** DATA RECORDS follows **

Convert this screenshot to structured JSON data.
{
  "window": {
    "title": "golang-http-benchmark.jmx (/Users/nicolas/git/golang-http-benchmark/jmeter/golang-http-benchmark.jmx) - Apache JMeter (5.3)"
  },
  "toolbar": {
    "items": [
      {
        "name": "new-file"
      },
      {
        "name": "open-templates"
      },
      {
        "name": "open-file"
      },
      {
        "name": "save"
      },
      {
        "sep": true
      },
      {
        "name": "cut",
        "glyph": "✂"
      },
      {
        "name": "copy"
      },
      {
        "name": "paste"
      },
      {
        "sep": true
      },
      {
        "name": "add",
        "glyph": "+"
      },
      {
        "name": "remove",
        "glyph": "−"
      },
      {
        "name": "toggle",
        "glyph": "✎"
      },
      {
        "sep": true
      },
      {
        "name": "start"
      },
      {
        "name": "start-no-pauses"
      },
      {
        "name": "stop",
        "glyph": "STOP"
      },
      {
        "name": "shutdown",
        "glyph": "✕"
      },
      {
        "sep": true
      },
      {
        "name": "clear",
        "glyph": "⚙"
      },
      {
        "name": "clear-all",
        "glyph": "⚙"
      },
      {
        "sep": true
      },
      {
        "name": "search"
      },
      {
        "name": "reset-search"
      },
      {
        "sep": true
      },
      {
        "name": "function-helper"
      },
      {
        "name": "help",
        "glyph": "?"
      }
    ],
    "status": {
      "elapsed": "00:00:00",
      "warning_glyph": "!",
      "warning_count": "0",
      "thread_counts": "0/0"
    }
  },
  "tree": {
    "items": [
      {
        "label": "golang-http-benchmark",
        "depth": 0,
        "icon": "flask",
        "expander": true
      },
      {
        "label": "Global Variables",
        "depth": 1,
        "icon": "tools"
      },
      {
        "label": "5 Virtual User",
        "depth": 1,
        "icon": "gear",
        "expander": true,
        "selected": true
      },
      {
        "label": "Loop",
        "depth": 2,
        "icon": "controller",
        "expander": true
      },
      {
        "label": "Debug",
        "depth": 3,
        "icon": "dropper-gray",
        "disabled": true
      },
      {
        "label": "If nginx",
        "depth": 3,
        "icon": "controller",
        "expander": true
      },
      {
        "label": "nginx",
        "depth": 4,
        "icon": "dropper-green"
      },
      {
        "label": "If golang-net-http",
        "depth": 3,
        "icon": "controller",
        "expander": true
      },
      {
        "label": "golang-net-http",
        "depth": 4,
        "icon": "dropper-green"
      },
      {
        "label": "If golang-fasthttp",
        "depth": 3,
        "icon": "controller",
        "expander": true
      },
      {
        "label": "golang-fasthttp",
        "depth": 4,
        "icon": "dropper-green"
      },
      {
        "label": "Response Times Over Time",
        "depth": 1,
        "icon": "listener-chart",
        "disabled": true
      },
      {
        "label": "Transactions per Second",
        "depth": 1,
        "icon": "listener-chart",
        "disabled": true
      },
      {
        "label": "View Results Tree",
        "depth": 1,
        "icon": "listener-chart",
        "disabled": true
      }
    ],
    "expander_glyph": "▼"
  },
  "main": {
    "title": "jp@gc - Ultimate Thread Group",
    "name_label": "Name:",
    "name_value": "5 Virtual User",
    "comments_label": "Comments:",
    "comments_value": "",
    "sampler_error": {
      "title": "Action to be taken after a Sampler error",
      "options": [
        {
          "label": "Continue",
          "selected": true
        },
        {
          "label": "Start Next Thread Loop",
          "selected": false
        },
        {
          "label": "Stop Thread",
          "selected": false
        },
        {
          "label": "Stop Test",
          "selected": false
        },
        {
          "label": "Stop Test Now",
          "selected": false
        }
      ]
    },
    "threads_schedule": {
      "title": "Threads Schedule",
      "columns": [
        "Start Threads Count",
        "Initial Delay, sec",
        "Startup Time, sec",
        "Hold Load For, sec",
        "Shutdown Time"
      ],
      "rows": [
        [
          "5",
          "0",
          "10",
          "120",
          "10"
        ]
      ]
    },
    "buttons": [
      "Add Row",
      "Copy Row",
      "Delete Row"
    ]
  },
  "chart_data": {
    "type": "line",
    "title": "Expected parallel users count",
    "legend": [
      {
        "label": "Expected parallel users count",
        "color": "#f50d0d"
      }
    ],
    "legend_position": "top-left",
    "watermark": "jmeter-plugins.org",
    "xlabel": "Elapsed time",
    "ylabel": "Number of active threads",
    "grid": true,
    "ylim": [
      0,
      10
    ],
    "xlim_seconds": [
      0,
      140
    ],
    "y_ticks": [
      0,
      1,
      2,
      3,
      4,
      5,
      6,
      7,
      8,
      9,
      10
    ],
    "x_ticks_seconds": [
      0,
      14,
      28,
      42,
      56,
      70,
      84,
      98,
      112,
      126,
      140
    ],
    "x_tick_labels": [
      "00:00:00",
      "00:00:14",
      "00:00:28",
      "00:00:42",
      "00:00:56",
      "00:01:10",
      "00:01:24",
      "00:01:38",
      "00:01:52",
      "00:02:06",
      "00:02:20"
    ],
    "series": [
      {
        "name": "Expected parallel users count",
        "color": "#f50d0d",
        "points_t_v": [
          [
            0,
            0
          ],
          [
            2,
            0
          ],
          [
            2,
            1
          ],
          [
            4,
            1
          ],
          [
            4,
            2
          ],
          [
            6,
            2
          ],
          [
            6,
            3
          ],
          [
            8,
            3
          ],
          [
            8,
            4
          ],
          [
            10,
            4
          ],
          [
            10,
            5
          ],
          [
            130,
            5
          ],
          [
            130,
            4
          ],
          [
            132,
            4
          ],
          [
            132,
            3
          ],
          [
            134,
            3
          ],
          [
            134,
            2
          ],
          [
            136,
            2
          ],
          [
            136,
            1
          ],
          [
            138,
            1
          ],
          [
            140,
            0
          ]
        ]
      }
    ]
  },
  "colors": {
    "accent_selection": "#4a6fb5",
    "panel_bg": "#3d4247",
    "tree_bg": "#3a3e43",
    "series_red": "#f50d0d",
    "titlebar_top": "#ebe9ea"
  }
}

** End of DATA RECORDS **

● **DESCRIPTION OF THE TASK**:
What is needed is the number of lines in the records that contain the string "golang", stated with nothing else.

● **FINISHED TASK**:
6